Most media houses transferred the same way of working into the online news era. A front page editor was always on duty to handpick the right stories to be published on the front page of the news site. The mix of stories and visual look and feel of the front page was continuously tweaked throughout the day.
The personalized front page
Today more and more media houses realize that one size no longer fits all. Each reader has different interests and news habits and requires a personalized front page.
And here comes Chinook, the winner of this years Schibsted Tech Polska´s Improvement of the Year Award. It was made by the skilled Aftenposten team in Schibsted Tech Polska, consisting of Katarzyna Włodarska, Michał Misiarek, Krzysztof Słonka, Wojciech Kabała and Robert Tekielak.
In short, Chinook is a clever tool that takes any set of articles and stacks them together in a given set of beautiful and predefined layouts. Or, to compare it with my past experience as a journalist: It puts front editors out of work and introduces a radical new way of producing news sites.
Here is the presentation that was given by team leader Robert Tekielak during Schibsted Tech Polska´s Winter Event in Warsaw on March 9.
Four blog articles about Chinook
Team leader Robert Tekielak has also written four excellent articles about the Chinook project in Schibsted Tech Polska´s Developers Blog. They give an in-depth insight into the thinking behind the project and how the team solved the many challenges.
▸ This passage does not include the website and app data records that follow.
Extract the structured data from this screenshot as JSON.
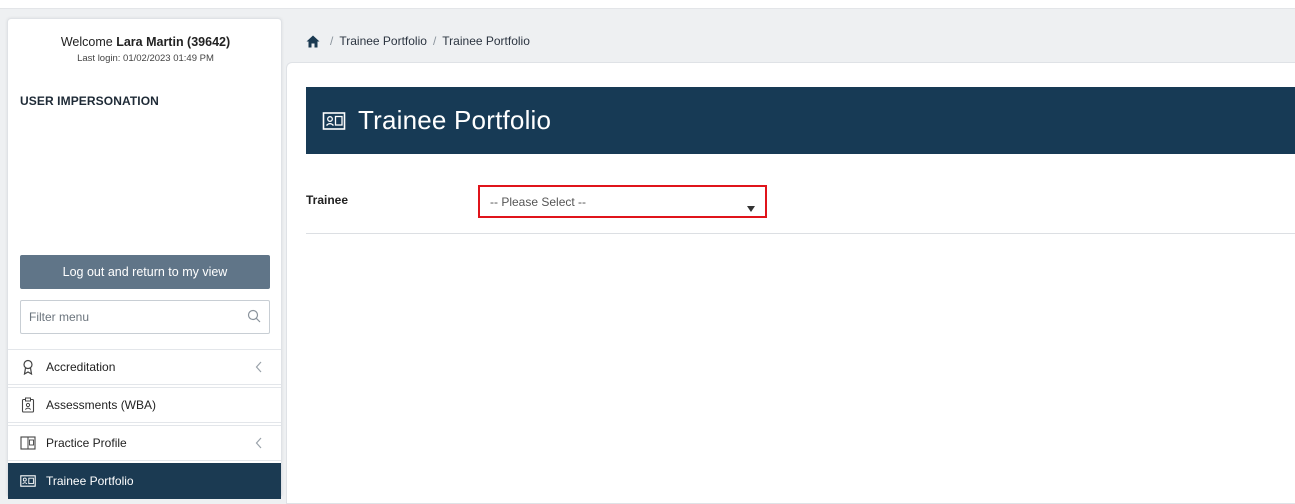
{
  "user": {
    "welcome_prefix": "Welcome",
    "name": "Lara Martin (39642)",
    "last_login": "Last login: 01/02/2023 01:49 PM"
  },
  "sidebar": {
    "impersonation_heading": "USER IMPERSONATION",
    "logout_label": "Log out and return to my view",
    "filter_placeholder": "Filter menu",
    "items": [
      {
        "label": "Accreditation",
        "icon": "ribbon-icon",
        "has_chevron": true,
        "active": false
      },
      {
        "label": "Assessments (WBA)",
        "icon": "clipboard-icon",
        "has_chevron": false,
        "active": false
      },
      {
        "label": "Practice Profile",
        "icon": "book-icon",
        "has_chevron": true,
        "active": false
      },
      {
        "label": "Trainee Portfolio",
        "icon": "id-card-icon",
        "has_chevron": false,
        "active": true
      }
    ]
  },
  "breadcrumb": {
    "items": [
      "Trainee Portfolio",
      "Trainee Portfolio"
    ]
  },
  "page": {
    "title": "Trainee Portfolio",
    "trainee_label": "Trainee",
    "trainee_select_value": "-- Please Select --"
  },
  "colors": {
    "header_bg": "#173a55",
    "active_menu_bg": "#1b3a52",
    "logout_button_bg": "#607588",
    "highlight_border": "#e0141b"
  }
}
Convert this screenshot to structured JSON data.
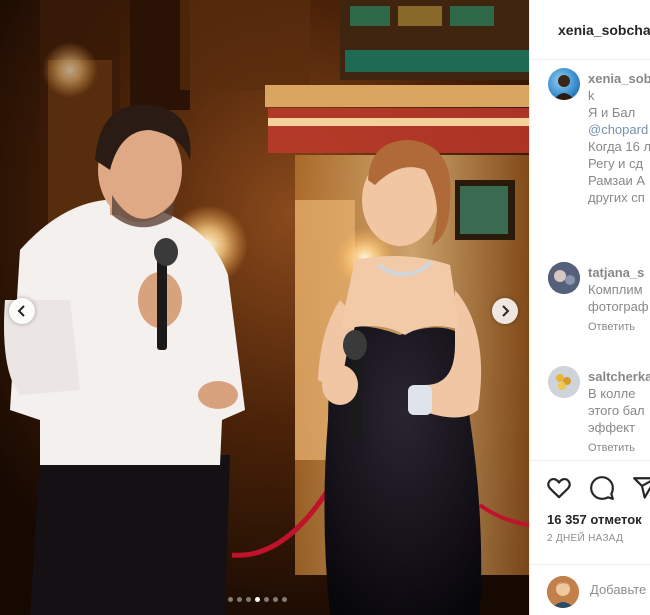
{
  "post": {
    "username": "xenia_sobchak",
    "carousel": {
      "count": 7,
      "active_index": 3
    }
  },
  "caption": {
    "username": "xenia_sobc",
    "lines": [
      "k",
      "Я и Бал",
      "@chopard",
      "Когда 16 л",
      "Регу и сд",
      "Рамзаи А",
      "других сп"
    ]
  },
  "comments": [
    {
      "username": "tatjana_s",
      "lines": [
        "Комплим",
        "фотограф"
      ],
      "meta": "Ответить"
    },
    {
      "username": "saltcherkas",
      "lines": [
        "В колле",
        "этого бал",
        "эффект"
      ],
      "meta": "Ответить"
    }
  ],
  "actions": {
    "likes": "16 357 отметок",
    "date": "2 ДНЕЙ НАЗАД",
    "comment_placeholder": "Добавьте"
  },
  "icons": [
    "heart-icon",
    "comment-icon",
    "share-icon",
    "chevron-left-icon",
    "chevron-right-icon"
  ],
  "colors": {
    "link": "#00376b",
    "muted": "#8e8e8e",
    "border": "#efefef"
  }
}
Especially read these articles if you are interested in the technical solutions and architecture behind Chinook.
- The history of news: From printed newspapers to social media
- A front page dilemma
- Chinook: Cracking the front page dilemma
- Under the hood of Chinook: The front page demystified
Even better journalism
So is Chinook putting journalists out of work? Is it another way to automate news production in order to save money? Should I, as a former journalist, be worried about the editorial quality of once-respected news sources when there is no longer a journalist handpicking each element on the front page?
The answer is no.
And I say that as a veteran journalist who has spent years of my working life prioritizing front pages.
Rather it is all about the user experience.
Let us go back to the old manual model of editors handpicking and adjusting each story on the front page. Besides being extremely time-consuming, this way of working always had two major limitations:
- It only works for making one version of the front page. But one size does not fit all readers!
- One editor cannot serve all readers. A moderns news front page may have as many as 100 stories displayed. It is extremely hard, if not impossible, for one human being to have the full overview over so many stories.
Mixing editorial judgment with data and algorithms
The beauty of Chinook is how it plays together with the Curate component in Schibsted Publishing Platform. While Chinook takes care of the layout, Curate delivers a personalized list of stories that should be presented on the front page. Together Chinook, Curate, and the algorithms behind provide the reader an individual and elegant front page incorporating editorial judgment, visual guideline and data about the user.
One of the biggest challenges in the Chinook project was to make the front page look as visually appealing as when it was manually edited with a WYSIWYG tool. For Aftenposten, just listing out stories in one column, as many sites do, was not good enough. A much more sophisticated layout was required to make the site appealing. Robert Tekielak explains this in the blog posts mentioned above.
Did they succeed?
Check the city guide part of Aftenposten – Osloby! Compare it to Aftenposten´s main front page. Are you able to see that the first is generated automatically using Chinook, while the latter is manually put together by an editor? To be honest: I cannot. And probably you are not able to either.
Chinook is still in its first test phase. But as the tool evolves and is connected to even richer data sources, it can be powerful. It is taking part in redefining both journalism and the news experience each of us enjoys as readers.
And even though I spent so much of my career prioritizing front pages, I am convinced this is a contribution to increase the editorial quality, not diminish it.
Therefore Chinook deserved the Schibsted Tech Polska Improvement of the Year Award! And the dream day with a Tesla cars that goes along with it!